▸ Directions: The result should be an exact copy of every record, with no pictures kept.

#### Recorded data ####

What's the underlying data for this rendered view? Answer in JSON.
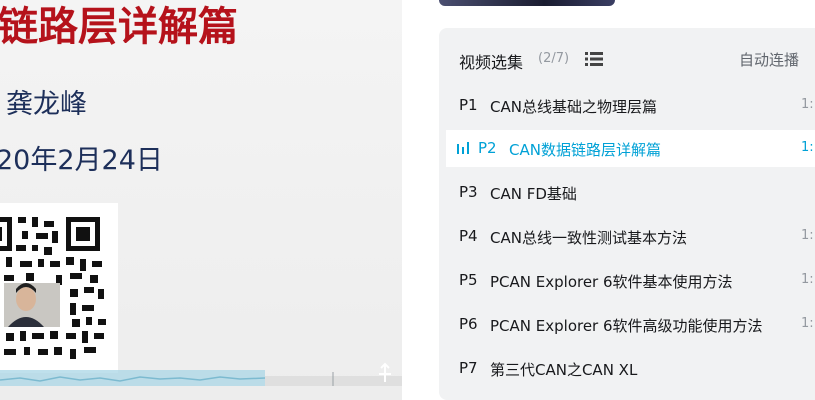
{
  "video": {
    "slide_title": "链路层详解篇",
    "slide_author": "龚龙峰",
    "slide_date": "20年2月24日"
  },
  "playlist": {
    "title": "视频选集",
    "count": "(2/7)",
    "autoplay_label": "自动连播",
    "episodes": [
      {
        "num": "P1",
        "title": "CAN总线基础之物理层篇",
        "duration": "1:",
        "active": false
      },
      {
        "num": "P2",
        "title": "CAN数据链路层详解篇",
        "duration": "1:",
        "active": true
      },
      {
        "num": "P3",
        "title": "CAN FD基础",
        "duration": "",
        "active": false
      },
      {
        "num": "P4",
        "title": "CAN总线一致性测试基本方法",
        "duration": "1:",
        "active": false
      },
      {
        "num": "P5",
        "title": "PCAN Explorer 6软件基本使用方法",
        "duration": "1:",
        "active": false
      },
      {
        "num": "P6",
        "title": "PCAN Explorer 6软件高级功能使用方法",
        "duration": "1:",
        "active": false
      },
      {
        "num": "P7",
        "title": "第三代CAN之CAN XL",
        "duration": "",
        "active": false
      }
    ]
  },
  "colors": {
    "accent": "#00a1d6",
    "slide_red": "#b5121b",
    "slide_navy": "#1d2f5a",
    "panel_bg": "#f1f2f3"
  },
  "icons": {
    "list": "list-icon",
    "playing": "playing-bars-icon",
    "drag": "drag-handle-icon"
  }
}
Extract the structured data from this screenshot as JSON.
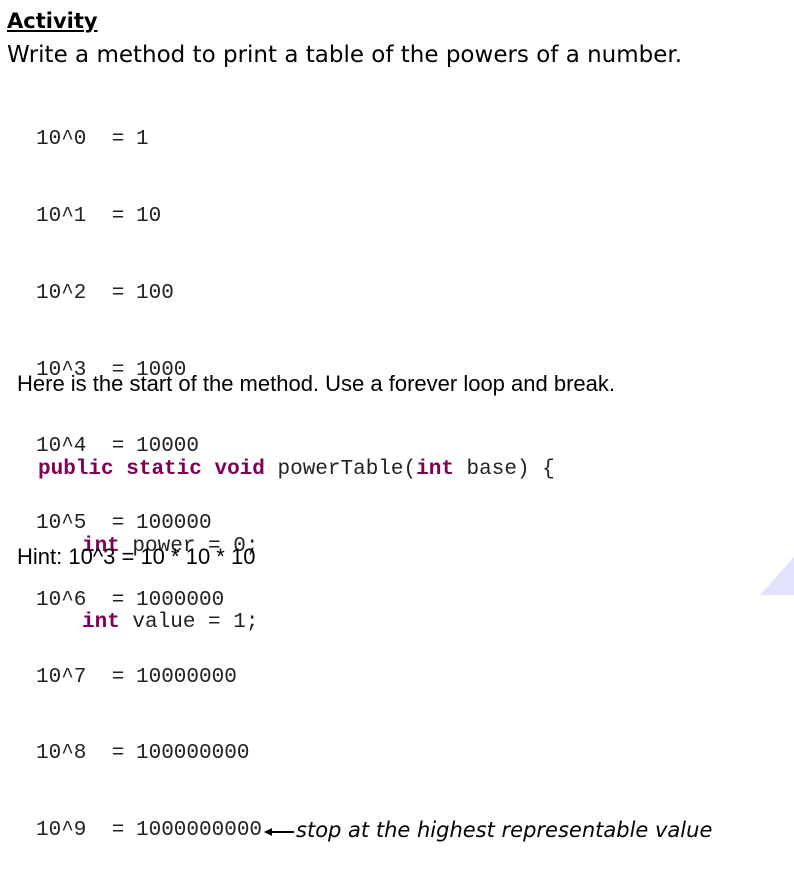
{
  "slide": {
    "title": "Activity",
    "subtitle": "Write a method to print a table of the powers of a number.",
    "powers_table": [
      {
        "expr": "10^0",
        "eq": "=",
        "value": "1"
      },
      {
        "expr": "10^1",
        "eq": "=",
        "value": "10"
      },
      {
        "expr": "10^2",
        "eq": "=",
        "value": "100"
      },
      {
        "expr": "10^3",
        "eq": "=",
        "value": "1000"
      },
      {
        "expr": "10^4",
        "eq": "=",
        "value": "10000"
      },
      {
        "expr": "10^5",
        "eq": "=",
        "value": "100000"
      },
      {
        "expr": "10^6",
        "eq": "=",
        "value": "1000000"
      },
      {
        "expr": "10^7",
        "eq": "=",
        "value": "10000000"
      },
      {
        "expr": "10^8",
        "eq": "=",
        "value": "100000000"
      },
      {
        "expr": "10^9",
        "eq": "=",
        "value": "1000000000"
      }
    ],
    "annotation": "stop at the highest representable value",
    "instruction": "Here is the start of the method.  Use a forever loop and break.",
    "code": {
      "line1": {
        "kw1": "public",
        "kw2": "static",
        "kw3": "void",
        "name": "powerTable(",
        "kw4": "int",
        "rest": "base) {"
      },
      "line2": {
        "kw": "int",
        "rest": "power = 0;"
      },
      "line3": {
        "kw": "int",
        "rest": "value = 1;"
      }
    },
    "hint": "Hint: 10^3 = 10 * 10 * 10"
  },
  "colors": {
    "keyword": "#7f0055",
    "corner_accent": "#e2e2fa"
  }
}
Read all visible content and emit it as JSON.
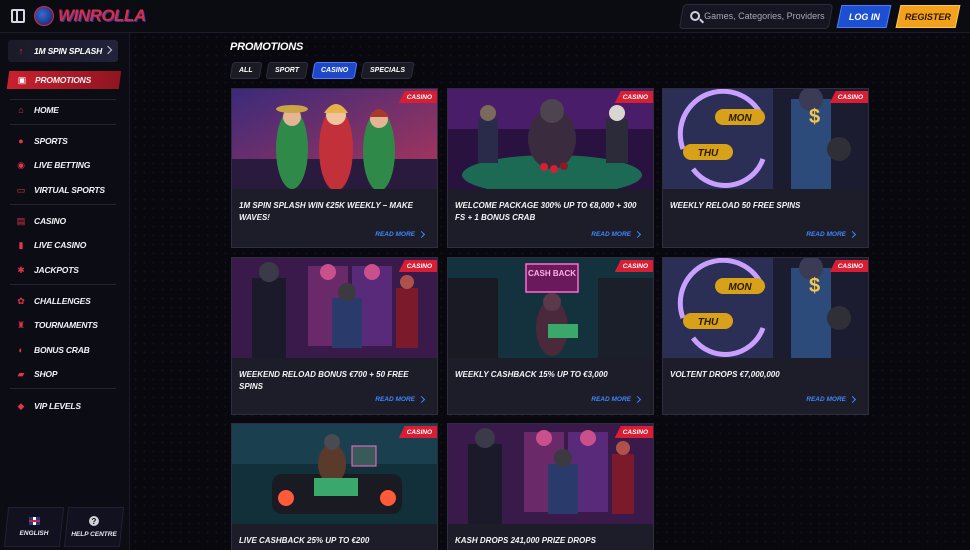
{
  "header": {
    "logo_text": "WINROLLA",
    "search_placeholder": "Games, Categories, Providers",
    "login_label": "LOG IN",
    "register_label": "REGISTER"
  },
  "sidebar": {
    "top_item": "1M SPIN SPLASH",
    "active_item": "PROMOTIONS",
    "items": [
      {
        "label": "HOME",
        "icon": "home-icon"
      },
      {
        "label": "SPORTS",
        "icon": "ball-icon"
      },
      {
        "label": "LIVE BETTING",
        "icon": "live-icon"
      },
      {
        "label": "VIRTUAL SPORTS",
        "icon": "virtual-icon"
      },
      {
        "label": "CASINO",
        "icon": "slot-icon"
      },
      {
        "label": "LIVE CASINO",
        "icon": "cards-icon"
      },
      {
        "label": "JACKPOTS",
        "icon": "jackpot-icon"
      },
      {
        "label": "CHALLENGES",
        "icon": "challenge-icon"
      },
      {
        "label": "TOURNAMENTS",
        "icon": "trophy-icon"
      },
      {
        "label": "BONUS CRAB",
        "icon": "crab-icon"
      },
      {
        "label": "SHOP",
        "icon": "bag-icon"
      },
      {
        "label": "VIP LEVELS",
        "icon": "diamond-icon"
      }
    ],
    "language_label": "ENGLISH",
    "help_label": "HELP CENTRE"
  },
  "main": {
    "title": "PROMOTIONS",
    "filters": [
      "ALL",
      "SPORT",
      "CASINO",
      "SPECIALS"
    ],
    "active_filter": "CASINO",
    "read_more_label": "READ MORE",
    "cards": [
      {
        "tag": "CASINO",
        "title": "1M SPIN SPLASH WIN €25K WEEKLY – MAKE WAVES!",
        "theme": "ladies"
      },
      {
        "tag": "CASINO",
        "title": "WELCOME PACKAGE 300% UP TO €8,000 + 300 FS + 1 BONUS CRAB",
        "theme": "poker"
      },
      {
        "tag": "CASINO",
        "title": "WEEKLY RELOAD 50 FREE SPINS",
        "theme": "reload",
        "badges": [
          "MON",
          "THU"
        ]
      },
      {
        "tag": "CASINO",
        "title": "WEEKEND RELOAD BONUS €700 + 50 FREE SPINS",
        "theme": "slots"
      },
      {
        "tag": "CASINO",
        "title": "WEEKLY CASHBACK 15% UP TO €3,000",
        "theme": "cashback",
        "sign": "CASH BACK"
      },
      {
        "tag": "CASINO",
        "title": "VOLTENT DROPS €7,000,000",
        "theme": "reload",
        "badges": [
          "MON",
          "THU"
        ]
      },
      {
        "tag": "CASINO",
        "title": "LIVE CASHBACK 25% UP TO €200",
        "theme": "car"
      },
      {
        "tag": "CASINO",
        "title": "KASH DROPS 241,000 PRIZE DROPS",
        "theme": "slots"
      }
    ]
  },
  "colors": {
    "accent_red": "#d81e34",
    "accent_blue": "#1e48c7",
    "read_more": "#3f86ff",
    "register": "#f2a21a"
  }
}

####

▸ Result below:
What's the underlying data for this rendered view? Answer in JSON.
{
  "video": {
    "slide_title": "链路层详解篇",
    "slide_author": "龚龙峰",
    "slide_date": "20年2月24日"
  },
  "playlist": {
    "title": "视频选集",
    "count": "(2/7)",
    "autoplay_label": "自动连播",
    "episodes": [
      {
        "num": "P1",
        "title": "CAN总线基础之物理层篇",
        "duration": "1:",
        "active": false
      },
      {
        "num": "P2",
        "title": "CAN数据链路层详解篇",
        "duration": "1:",
        "active": true
      },
      {
        "num": "P3",
        "title": "CAN FD基础",
        "duration": "",
        "active": false
      },
      {
        "num": "P4",
        "title": "CAN总线一致性测试基本方法",
        "duration": "1:",
        "active": false
      },
      {
        "num": "P5",
        "title": "PCAN Explorer 6软件基本使用方法",
        "duration": "1:",
        "active": false
      },
      {
        "num": "P6",
        "title": "PCAN Explorer 6软件高级功能使用方法",
        "duration": "1:",
        "active": false
      },
      {
        "num": "P7",
        "title": "第三代CAN之CAN XL",
        "duration": "",
        "active": false
      }
    ]
  },
  "colors": {
    "accent": "#00a1d6",
    "slide_red": "#b5121b",
    "slide_navy": "#1d2f5a",
    "panel_bg": "#f1f2f3"
  },
  "icons": {
    "list": "list-icon",
    "playing": "playing-bars-icon",
    "drag": "drag-handle-icon"
  }
}
Extract the structured data from this screenshot as JSON.
{
  "slide": {
    "title": "Activity",
    "subtitle": "Write a method to print a table of the powers of a number.",
    "powers_table": [
      {
        "expr": "10^0",
        "eq": "=",
        "value": "1"
      },
      {
        "expr": "10^1",
        "eq": "=",
        "value": "10"
      },
      {
        "expr": "10^2",
        "eq": "=",
        "value": "100"
      },
      {
        "expr": "10^3",
        "eq": "=",
        "value": "1000"
      },
      {
        "expr": "10^4",
        "eq": "=",
        "value": "10000"
      },
      {
        "expr": "10^5",
        "eq": "=",
        "value": "100000"
      },
      {
        "expr": "10^6",
        "eq": "=",
        "value": "1000000"
      },
      {
        "expr": "10^7",
        "eq": "=",
        "value": "10000000"
      },
      {
        "expr": "10^8",
        "eq": "=",
        "value": "100000000"
      },
      {
        "expr": "10^9",
        "eq": "=",
        "value": "1000000000"
      }
    ],
    "annotation": "stop at the highest representable value",
    "instruction": "Here is the start of the method.  Use a forever loop and break.",
    "code": {
      "line1": {
        "kw1": "public",
        "kw2": "static",
        "kw3": "void",
        "name": "powerTable(",
        "kw4": "int",
        "rest": "base) {"
      },
      "line2": {
        "kw": "int",
        "rest": "power = 0;"
      },
      "line3": {
        "kw": "int",
        "rest": "value = 1;"
      }
    },
    "hint": "Hint: 10^3 = 10 * 10 * 10"
  },
  "colors": {
    "keyword": "#7f0055",
    "corner_accent": "#e2e2fa"
  }
}
Read all visible content and emit it as JSON.
{
  "header": {
    "logo_text": "WINROLLA",
    "search_placeholder": "Games, Categories, Providers",
    "login_label": "LOG IN",
    "register_label": "REGISTER"
  },
  "sidebar": {
    "top_item": "1M SPIN SPLASH",
    "active_item": "PROMOTIONS",
    "items": [
      {
        "label": "HOME",
        "icon": "home-icon"
      },
      {
        "label": "SPORTS",
        "icon": "ball-icon"
      },
      {
        "label": "LIVE BETTING",
        "icon": "live-icon"
      },
      {
        "label": "VIRTUAL SPORTS",
        "icon": "virtual-icon"
      },
      {
        "label": "CASINO",
        "icon": "slot-icon"
      },
      {
        "label": "LIVE CASINO",
        "icon": "cards-icon"
      },
      {
        "label": "JACKPOTS",
        "icon": "jackpot-icon"
      },
      {
        "label": "CHALLENGES",
        "icon": "challenge-icon"
      },
      {
        "label": "TOURNAMENTS",
        "icon": "trophy-icon"
      },
      {
        "label": "BONUS CRAB",
        "icon": "crab-icon"
      },
      {
        "label": "SHOP",
        "icon": "bag-icon"
      },
      {
        "label": "VIP LEVELS",
        "icon": "diamond-icon"
      }
    ],
    "language_label": "ENGLISH",
    "help_label": "HELP CENTRE"
  },
  "main": {
    "title": "PROMOTIONS",
    "filters": [
      "ALL",
      "SPORT",
      "CASINO",
      "SPECIALS"
    ],
    "active_filter": "CASINO",
    "read_more_label": "READ MORE",
    "cards": [
      {
        "tag": "CASINO",
        "title": "1M SPIN SPLASH WIN €25K WEEKLY – MAKE WAVES!",
        "theme": "ladies"
      },
      {
        "tag": "CASINO",
        "title": "WELCOME PACKAGE 300% UP TO €8,000 + 300 FS + 1 BONUS CRAB",
        "theme": "poker"
      },
      {
        "tag": "CASINO",
        "title": "WEEKLY RELOAD 50 FREE SPINS",
        "theme": "reload",
        "badges": [
          "MON",
          "THU"
        ]
      },
      {
        "tag": "CASINO",
        "title": "WEEKEND RELOAD BONUS €700 + 50 FREE SPINS",
        "theme": "slots"
      },
      {
        "tag": "CASINO",
        "title": "WEEKLY CASHBACK 15% UP TO €3,000",
        "theme": "cashback",
        "sign": "CASH BACK"
      },
      {
        "tag": "CASINO",
        "title": "VOLTENT DROPS €7,000,000",
        "theme": "reload",
        "badges": [
          "MON",
          "THU"
        ]
      },
      {
        "tag": "CASINO",
        "title": "LIVE CASHBACK 25% UP TO €200",
        "theme": "car"
      },
      {
        "tag": "CASINO",
        "title": "KASH DROPS 241,000 PRIZE DROPS",
        "theme": "slots"
      }
    ]
  },
  "colors": {
    "accent_red": "#d81e34",
    "accent_blue": "#1e48c7",
    "read_more": "#3f86ff",
    "register": "#f2a21a"
  }
}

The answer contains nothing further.